Disciples Of The Hex has a lot of Lovecrfatian influences, music-wise, and Unseen Planets, Deadly Spheres seems to continue this tradition. What else can you tell us about the lyrics you wrote for the new songs?
None of our songs are actually based on a particular Lovecraft tale. They just sound like they should be. I usually come up with an interesting song title and brainstorm the lyrics; I let my imagination wander and write down all the ideas, then edit to make them fit to the music.
I can give you the background to the song “Wolves of Aquarius”. Although I can’t remember where I read it, but apparently we are currently transitioning into the Age of Aquarius. As the Earth rotates, it tilts on its axis and it takes 26,000 years for this tilt to reach its extent before it begins to tilt back in the opposite direction, and during this time we undergo a great upheaval, which is what we are living through in this day and age.
Will the Age of Aquarius bring a revolution of peace and love as heralded by the sixties–or will it usher in an age of unprecedented misery for humanity? I thought this was a great subject matter for a song. The Wolves are those who know that there is a malignant force that seeks to control humanity and enslave us. The Wolves are “illuminated” with knowledge; they are the renegades.
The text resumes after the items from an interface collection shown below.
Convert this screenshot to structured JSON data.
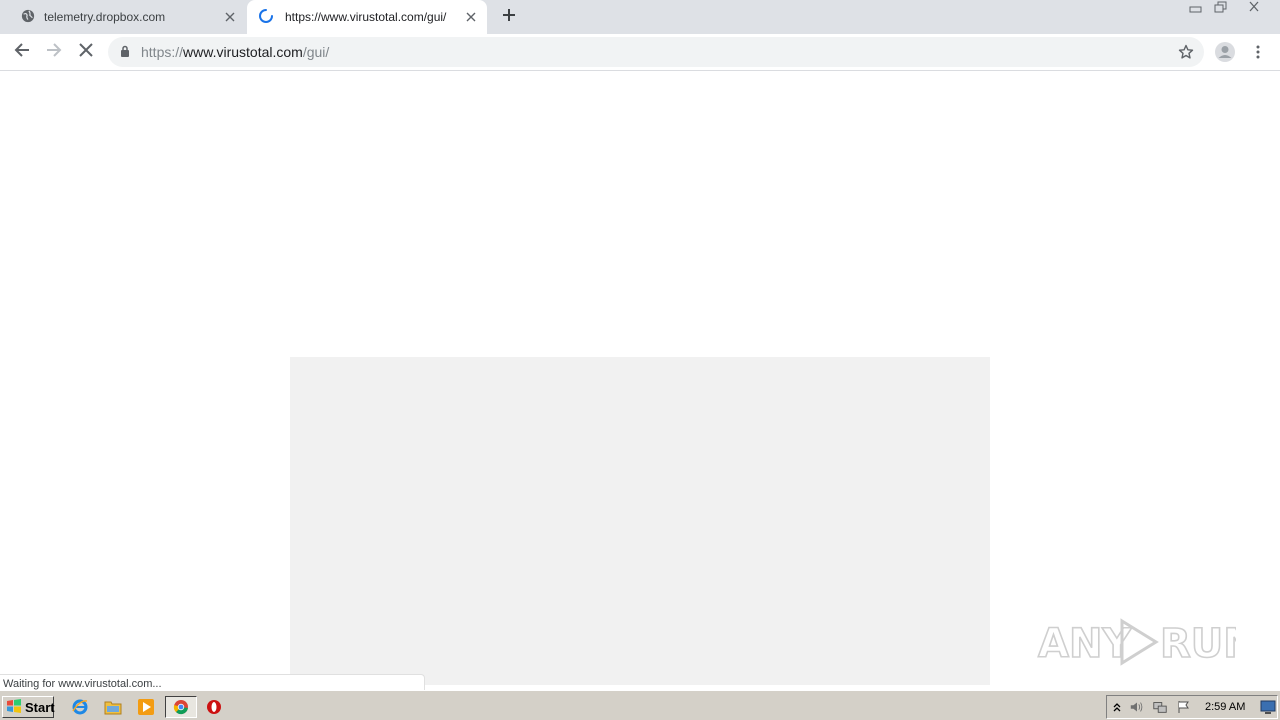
{
  "browser": {
    "tabs": [
      {
        "title": "telemetry.dropbox.com",
        "active": false
      },
      {
        "title": "https://www.virustotal.com/gui/",
        "active": true
      }
    ],
    "address_bar": {
      "scheme": "https://",
      "host": "www.virustotal.com",
      "path": "/gui/"
    },
    "status_text": "Waiting for www.virustotal.com..."
  },
  "watermark": {
    "text": "ANY RUN"
  },
  "taskbar": {
    "start_label": "Start",
    "pinned": [
      "ie-icon",
      "explorer-icon",
      "media-player-icon",
      "chrome-icon",
      "opera-icon"
    ],
    "clock": "2:59 AM"
  },
  "colors": {
    "tabstrip_bg": "#dee1e6",
    "omnibox_bg": "#f1f3f4",
    "placeholder_bg": "#f1f1f1",
    "taskbar_bg": "#d4d0c8",
    "spinner": "#1a73e8"
  }
}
There’s a new part in the “Hex” series in the album, just a brief (01:27) interlude. Why did you include it in the record? What is this series about?
We are all merely Disciples of The Hex!! I wanted an atmospheric, ethereal soundscape on the original Serpent’s Wrath demo, which was to become the original Hex; obviously this inspired the song title “Disciples of the Hex” of course. We will continue this tradition with every future Damnation’s Hammer release and have the next edition of The Hex.
It’s not really about anything other than creating an ethereal vibe on the albums. We also use “The Hex iii” live between songs to create a somber, dark atmosphere. It gives us time to tune up, etc.
Interestingly the heartbeat you can hear in “The Hex iii” on the new album is my daughter Tabitha’s whilst she was still in the womb.
Tim, what are your plans for 2018 concerning Damnation’s Hammer? Gigs? New record? Some rest?
There is no rest at the gate! We’re still open to having the album released via a label if the right situation should arise. Disciples of the Hex was originally self-released before I Hate Records became involved. We’re trying to line up as many gigs for this year as possible and get out there to play live. In the meantime we’re constantly writing new material too. We have a few ideas for the follow-up to Unseen Planets. We’ll be around quite a while.
Thank you for the interview Aleks.